Have you seen those social media posts that tell you how to say things at work ‘in a professional manner’? 

Off-screen, the social media influencer asks, “How do you professionally say, ‘That’s not my job’”?  

They reply with something like, “I’d love to help, but that task is outside of my usual duties. I’d recommend asking our supervisor to see if they can find a solution”. 

In the workplace, this professional style of communication is clear in its meaning, shows positive intention and offers a ‘next steps’ solution. It’s difficult to argue with that! 

In the same way that using professional language at work helps us communicate clearly and in a positive manner, the language we use when coaching can make all the difference between a conversation that doesn’t go anywhere, and a measurable change in behaviour. 

You’ll already be aware that the most successful coaching conversations are built around the coach asking questions.

✔️Questions to encourage coachees to reflect on and evaluate their own performance.

✔️Questions that stimulate conversation between coaches and coachees.

✔️Questions that nudge and challenge. 

So when your customer service advisor regularly misses out steps in your well-documented sales process, what exactly do the questions sound like when you decide to have a coaching conversation with them? 

And what is your opening line of the coaching conversation with a team member who doesn’t check their work before sending it to a client? 

How do you nudge a reluctant new starter to recall an item you know was included in their onboarding training? 

Our preferred coaching approach uses language techniques to help ensure

  • You open positively, not critically 
  • The conversation covers a specific issue, fast 
  • The coachee owns the change. 

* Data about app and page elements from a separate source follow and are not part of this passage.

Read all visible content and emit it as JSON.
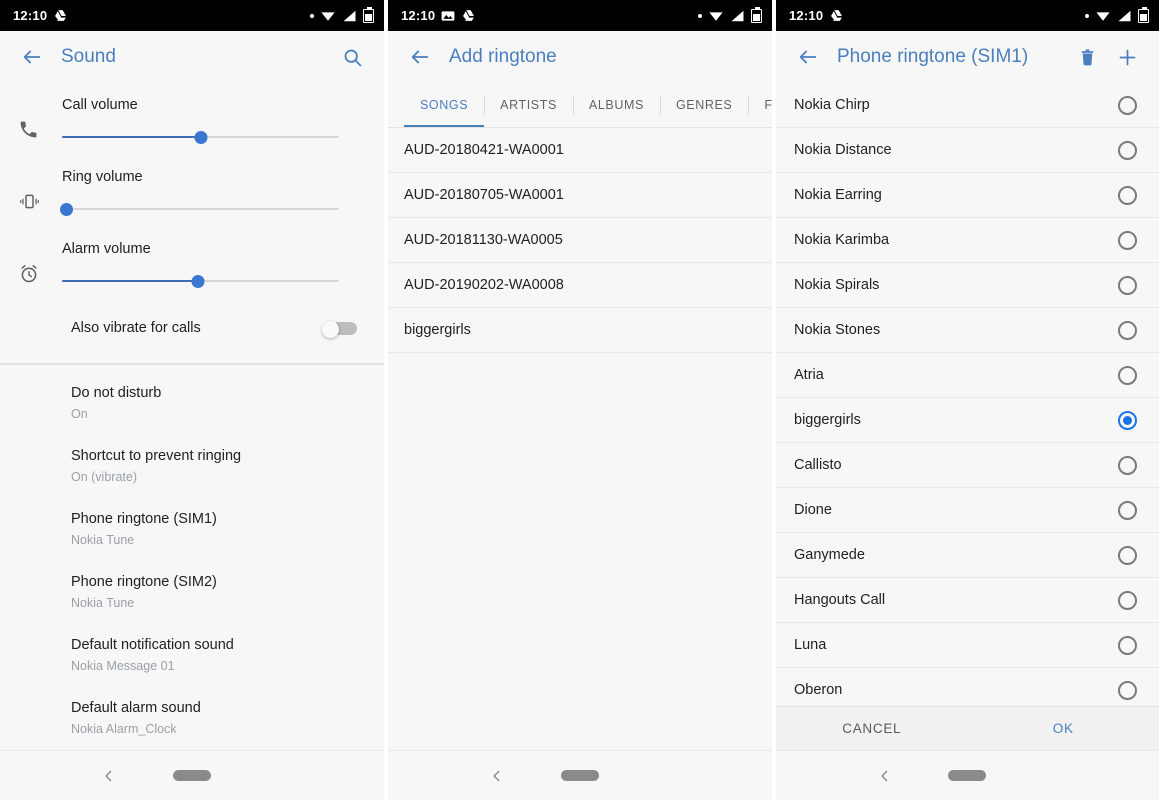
{
  "status_bar": {
    "time": "12:10",
    "icons_left": [
      "drive-icon"
    ],
    "icons_right": [
      "dot-icon",
      "wifi-icon",
      "signal-icon",
      "battery-icon"
    ]
  },
  "status_bar_2": {
    "time": "12:10",
    "icons_left": [
      "photo-icon",
      "drive-icon"
    ]
  },
  "colors": {
    "accent": "#4a7fbe",
    "radio_selected": "#1a73e8",
    "slider": "#3a76d2",
    "status_bg": "#000000",
    "page_bg": "#f7f7f7"
  },
  "panel1": {
    "title": "Sound",
    "back_icon": "arrow-left-icon",
    "search_icon": "search-icon",
    "volumes": [
      {
        "icon": "phone-icon",
        "label": "Call volume",
        "value": 50
      },
      {
        "icon": "vibrate-icon",
        "label": "Ring volume",
        "value": 0
      },
      {
        "icon": "alarm-clock-icon",
        "label": "Alarm volume",
        "value": 49
      }
    ],
    "vibrate_row": {
      "label": "Also vibrate for calls",
      "enabled": false
    },
    "settings": [
      {
        "title": "Do not disturb",
        "subtitle": "On"
      },
      {
        "title": "Shortcut to prevent ringing",
        "subtitle": "On (vibrate)"
      },
      {
        "title": "Phone ringtone (SIM1)",
        "subtitle": "Nokia Tune"
      },
      {
        "title": "Phone ringtone (SIM2)",
        "subtitle": "Nokia Tune"
      },
      {
        "title": "Default notification sound",
        "subtitle": "Nokia Message 01"
      },
      {
        "title": "Default alarm sound",
        "subtitle": "Nokia Alarm_Clock"
      }
    ]
  },
  "panel2": {
    "title": "Add ringtone",
    "back_icon": "arrow-left-icon",
    "tabs": [
      {
        "label": "SONGS",
        "active": true
      },
      {
        "label": "ARTISTS",
        "active": false
      },
      {
        "label": "ALBUMS",
        "active": false
      },
      {
        "label": "GENRES",
        "active": false
      },
      {
        "label": "FOLDERS",
        "active": false
      }
    ],
    "songs": [
      "AUD-20180421-WA0001",
      "AUD-20180705-WA0001",
      "AUD-20181130-WA0005",
      "AUD-20190202-WA0008",
      "biggergirls"
    ]
  },
  "panel3": {
    "title": "Phone ringtone (SIM1)",
    "back_icon": "arrow-left-icon",
    "delete_icon": "trash-icon",
    "add_icon": "plus-icon",
    "ringtones": [
      {
        "name": "Nokia Chirp",
        "selected": false
      },
      {
        "name": "Nokia Distance",
        "selected": false
      },
      {
        "name": "Nokia Earring",
        "selected": false
      },
      {
        "name": "Nokia Karimba",
        "selected": false
      },
      {
        "name": "Nokia Spirals",
        "selected": false
      },
      {
        "name": "Nokia Stones",
        "selected": false
      },
      {
        "name": "Atria",
        "selected": false
      },
      {
        "name": "biggergirls",
        "selected": true
      },
      {
        "name": "Callisto",
        "selected": false
      },
      {
        "name": "Dione",
        "selected": false
      },
      {
        "name": "Ganymede",
        "selected": false
      },
      {
        "name": "Hangouts Call",
        "selected": false
      },
      {
        "name": "Luna",
        "selected": false
      },
      {
        "name": "Oberon",
        "selected": false
      }
    ],
    "cancel_label": "CANCEL",
    "ok_label": "OK"
  },
  "navbar": {
    "back_icon": "chevron-left-icon",
    "home_icon": "home-pill-icon"
  }
}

Criticise at your peril 

A coachee who is criticised at the outset is immediately put into fight or flight mode. They are occupied with defending their action or working out how to end the conversation so they can leave – fast.

Notice the difference between:  

‘What happened with that customer?’


‘What went well with your last customer?’ 

In the second opener, the question implies there is already something good happening. This puts Sam into a positive mindset.

Calm and unpanicked they are able to recall what went well – which in turn, reinforces their positive mindset. 

How might you use this technique to open your next coaching conversation? 

Keep it on track 

As well as the language they use, good coaches listen to the language used by their coachees.

When we recount a story, it’s all too easy to delete parts of the message, make assumptions and use general, sweeping statements so that details are distorted or lost.  

When a coachee replies with, ‘It’s not going well’, there might be a tendency to adopt the coachee’s mindset and commiserate with them, taking you off track.

Instead, notice that the coachee missed out the details of their thoughts. What did they mean by ‘it’ – and they made a sweeping statement ‘going well’.

How have they defined well?  

An empathetic and useful approach would be to find out what specifically they think isn’t going well, and what they mean by ‘going well’.

So to keep the conversation on track, follow-up with, “What isn’t going well? In what way, specifically, is it not going well?”  

Create ownership of the change 

If you’re already involved with motivating teams you’ll be familiar with intrinsic and extrinsic motivation.

By their very nature, coaching conversations tap into intrinsic motivation that keeps people acting in the best way to achieve desired outcomes.

As Nick Drake-Knight, the originator of Continue & Begin Fast Coaching® says:

“When we ask people good questions, we can stimulate their interest in their own performance. We can help them feel so capable and ‘good’ that further personal development is an opportunity to feel even better”. 

Very subtle language changes create different mindsets.

Earlier, we suggested that the following could be asked in a constructive, coaching way, “You did well, but how could you improve?”

So how else could this be worded? What’s wrong with the original?  

First, the congratulation, ‘You did well’ is immediately diminished by the dreaded ‘but’ word.

When you have an opportunity to acknowledge a coachee’s actions, do so as a standalone celebration. 

Asking the coachee to identify how they could ‘improve’ creates a negative feeling about what they’ve already been doing.

What about…

‘What could you do better?’

Does that create a more positive feeling?

How about adding the word ‘even’ before better?

Asking someone what they will do even better, is asking them to be specific about their actions (what) and using the word ‘even’ implies they have already been doing something well. 

Try it yourself, “What will you do that’s even better?” 

It’s not all in the words, your body language and tone of voice will play a part, but if your words create good questions the other aspects of your communication are likely to be more positive too. 

Beth Webb

Beth Webb

Learning Specialist and e-Learning Developer

An Electronic Engineer, Beth started her career creating technical, maintenance and operator manuals for land-based and naval radar systems at Plessey Company plc. 

Her eye for detail and ability to translate complex information into easy-to-understand and engaging content allows Beth to create courses through which users can digest and assimilate extensive concepts effortlessly.